> _What you are asked to do_: The answer is every line of the records that holds the word "date", copied in full.

Page and application data records:
= Beginning of Section =
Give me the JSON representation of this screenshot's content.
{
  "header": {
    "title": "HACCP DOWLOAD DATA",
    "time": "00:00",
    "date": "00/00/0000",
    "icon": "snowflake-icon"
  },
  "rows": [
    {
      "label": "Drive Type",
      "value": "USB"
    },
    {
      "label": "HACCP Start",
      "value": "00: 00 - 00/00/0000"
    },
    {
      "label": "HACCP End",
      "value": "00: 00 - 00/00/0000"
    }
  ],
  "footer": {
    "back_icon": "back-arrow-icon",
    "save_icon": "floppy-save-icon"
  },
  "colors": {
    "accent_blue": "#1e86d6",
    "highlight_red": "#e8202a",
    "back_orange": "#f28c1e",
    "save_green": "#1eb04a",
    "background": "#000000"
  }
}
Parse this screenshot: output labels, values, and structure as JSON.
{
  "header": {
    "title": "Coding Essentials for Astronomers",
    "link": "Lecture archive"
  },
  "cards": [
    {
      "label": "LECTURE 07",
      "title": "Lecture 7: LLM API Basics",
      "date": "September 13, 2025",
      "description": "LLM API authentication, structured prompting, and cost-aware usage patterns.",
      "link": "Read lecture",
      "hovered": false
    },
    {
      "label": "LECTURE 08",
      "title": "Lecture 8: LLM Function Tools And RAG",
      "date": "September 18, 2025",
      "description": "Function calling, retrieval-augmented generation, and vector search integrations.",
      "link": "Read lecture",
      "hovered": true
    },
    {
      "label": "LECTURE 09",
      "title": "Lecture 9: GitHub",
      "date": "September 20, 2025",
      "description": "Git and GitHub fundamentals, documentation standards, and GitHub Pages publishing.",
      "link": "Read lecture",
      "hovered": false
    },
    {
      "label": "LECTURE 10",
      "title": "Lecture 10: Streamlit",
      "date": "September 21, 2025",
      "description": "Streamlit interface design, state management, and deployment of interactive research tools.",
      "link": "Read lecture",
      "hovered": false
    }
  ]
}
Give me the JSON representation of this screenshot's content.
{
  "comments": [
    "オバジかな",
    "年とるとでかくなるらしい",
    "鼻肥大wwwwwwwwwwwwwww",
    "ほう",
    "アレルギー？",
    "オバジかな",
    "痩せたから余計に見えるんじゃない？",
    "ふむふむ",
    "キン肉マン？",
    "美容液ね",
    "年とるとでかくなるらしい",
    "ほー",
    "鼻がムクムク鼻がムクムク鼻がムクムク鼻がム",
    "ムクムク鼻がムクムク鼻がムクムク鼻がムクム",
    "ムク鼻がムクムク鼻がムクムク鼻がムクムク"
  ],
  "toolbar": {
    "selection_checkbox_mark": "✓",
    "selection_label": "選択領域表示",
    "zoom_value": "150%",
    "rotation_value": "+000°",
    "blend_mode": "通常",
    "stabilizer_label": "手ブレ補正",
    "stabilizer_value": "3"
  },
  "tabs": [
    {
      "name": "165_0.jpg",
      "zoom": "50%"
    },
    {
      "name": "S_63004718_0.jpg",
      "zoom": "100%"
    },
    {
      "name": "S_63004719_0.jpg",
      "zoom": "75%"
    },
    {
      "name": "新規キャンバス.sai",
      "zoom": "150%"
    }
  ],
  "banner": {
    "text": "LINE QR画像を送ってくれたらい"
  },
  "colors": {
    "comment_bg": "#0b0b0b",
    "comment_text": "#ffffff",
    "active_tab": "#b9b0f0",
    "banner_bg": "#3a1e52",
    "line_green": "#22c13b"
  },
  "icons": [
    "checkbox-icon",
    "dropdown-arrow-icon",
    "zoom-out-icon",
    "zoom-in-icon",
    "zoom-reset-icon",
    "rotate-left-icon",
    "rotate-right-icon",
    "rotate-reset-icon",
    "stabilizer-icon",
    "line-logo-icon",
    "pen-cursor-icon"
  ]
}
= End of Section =
> _Response area_:
    "date": "00/00/0000",
      "date": "September 13, 2025",
      "date": "September 18, 2025",
      "date": "September 20, 2025",
      "date": "September 21, 2025",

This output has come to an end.